Excerpt from the March issue of Heels Down Magazine.
Just as intriguing as they are demanding, the piaffe and passage are two of the most important and eye-catching elements in a Grand Prix test. It is obvious even to the most amateur observer that these movements require deeply intuitive feel and strong perception for timing from the rider. Professional dressage rider Melanie Montagano shares her experience of bringing along a Grand Prix horse from the ground up.
The first step to training passage and piaffe is the critically important task of knowing whether or not the horse is actually ready to begin these movements. Mel stresses the importance of assessing each horse as an individual.
“Knowing when is the appropriate time to start training the passage and piaffe depends on the maturity of the horse. In my opinion a lot of people start it too early,” says Mel. “They get the idea that since a horse is so many years old that it must be doing this or that. This is not the way it should be.”
Which Comes First?

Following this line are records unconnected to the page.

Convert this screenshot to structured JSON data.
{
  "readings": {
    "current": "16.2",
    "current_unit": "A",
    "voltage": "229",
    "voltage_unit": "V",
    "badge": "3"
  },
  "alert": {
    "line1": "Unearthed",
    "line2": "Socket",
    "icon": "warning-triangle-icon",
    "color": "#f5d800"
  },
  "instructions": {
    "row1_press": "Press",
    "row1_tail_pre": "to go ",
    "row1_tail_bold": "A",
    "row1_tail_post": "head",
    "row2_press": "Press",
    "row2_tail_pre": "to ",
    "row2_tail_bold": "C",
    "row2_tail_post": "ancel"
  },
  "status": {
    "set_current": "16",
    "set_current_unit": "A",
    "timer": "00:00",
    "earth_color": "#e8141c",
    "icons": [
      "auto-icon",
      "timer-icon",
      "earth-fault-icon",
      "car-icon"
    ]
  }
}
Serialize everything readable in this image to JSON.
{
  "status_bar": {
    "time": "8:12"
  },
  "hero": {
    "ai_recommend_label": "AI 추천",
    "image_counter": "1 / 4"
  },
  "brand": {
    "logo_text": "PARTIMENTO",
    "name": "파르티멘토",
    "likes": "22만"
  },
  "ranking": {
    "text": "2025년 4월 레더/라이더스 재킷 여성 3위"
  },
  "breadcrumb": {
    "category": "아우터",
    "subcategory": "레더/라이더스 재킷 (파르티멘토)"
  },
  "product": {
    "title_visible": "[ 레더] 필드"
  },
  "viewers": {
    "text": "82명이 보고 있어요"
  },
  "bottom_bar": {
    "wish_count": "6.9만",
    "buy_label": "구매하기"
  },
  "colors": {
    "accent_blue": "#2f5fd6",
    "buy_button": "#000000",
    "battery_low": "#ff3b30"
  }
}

There is also a science to determining which movement, either piaffe or passage, you should introduce first.